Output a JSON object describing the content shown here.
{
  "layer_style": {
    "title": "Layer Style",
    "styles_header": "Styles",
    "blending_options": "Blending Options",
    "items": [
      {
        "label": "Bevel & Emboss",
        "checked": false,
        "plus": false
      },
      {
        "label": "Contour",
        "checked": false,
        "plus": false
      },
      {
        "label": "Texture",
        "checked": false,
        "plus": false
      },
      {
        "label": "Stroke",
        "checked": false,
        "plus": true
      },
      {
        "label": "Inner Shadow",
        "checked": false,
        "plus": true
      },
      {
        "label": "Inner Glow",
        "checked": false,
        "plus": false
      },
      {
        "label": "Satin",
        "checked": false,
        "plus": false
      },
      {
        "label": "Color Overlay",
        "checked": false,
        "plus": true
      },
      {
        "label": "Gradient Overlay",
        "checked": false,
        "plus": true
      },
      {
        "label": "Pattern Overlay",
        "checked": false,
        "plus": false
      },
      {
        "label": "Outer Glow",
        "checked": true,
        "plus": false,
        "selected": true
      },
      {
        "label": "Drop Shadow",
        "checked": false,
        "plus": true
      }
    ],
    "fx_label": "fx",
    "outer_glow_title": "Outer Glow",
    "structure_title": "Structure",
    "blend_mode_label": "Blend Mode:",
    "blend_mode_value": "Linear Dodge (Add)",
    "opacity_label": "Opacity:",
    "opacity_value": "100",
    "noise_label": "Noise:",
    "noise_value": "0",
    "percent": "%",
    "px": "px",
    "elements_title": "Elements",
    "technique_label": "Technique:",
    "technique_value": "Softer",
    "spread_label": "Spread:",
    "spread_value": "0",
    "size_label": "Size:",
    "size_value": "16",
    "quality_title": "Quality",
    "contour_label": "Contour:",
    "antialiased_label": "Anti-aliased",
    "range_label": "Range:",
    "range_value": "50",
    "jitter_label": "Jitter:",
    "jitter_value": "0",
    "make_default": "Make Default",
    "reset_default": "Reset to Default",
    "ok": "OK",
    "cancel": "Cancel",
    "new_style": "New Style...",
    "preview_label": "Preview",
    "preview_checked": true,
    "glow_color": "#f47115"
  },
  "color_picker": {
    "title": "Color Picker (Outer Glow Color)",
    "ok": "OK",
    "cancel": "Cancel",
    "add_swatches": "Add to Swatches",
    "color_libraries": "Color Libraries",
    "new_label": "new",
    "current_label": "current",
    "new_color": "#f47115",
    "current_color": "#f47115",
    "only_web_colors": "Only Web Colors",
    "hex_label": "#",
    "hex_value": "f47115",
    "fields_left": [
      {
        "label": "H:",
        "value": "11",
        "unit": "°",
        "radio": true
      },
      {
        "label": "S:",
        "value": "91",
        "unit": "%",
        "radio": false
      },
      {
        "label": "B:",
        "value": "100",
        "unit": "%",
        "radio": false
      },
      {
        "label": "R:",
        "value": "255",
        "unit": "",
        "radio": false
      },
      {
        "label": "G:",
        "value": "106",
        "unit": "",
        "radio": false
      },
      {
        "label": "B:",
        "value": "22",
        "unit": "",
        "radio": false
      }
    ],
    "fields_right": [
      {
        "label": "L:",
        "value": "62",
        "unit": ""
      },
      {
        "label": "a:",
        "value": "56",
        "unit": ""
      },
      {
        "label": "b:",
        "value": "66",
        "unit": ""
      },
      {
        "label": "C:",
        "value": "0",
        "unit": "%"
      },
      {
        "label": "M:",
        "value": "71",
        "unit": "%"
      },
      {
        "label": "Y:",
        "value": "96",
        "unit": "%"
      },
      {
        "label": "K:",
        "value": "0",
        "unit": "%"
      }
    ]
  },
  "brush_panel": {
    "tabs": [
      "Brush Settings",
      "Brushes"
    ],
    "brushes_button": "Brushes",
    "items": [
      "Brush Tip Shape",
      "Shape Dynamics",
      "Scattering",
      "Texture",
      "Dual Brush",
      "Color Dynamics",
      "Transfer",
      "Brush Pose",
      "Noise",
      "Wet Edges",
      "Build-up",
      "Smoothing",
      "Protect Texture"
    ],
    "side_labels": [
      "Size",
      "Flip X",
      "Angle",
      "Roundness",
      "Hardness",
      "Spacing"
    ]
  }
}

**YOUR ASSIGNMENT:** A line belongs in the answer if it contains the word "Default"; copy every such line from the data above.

**FINISHED EXERCISE:**
    "make_default": "Make Default",
    "reset_default": "Reset to Default",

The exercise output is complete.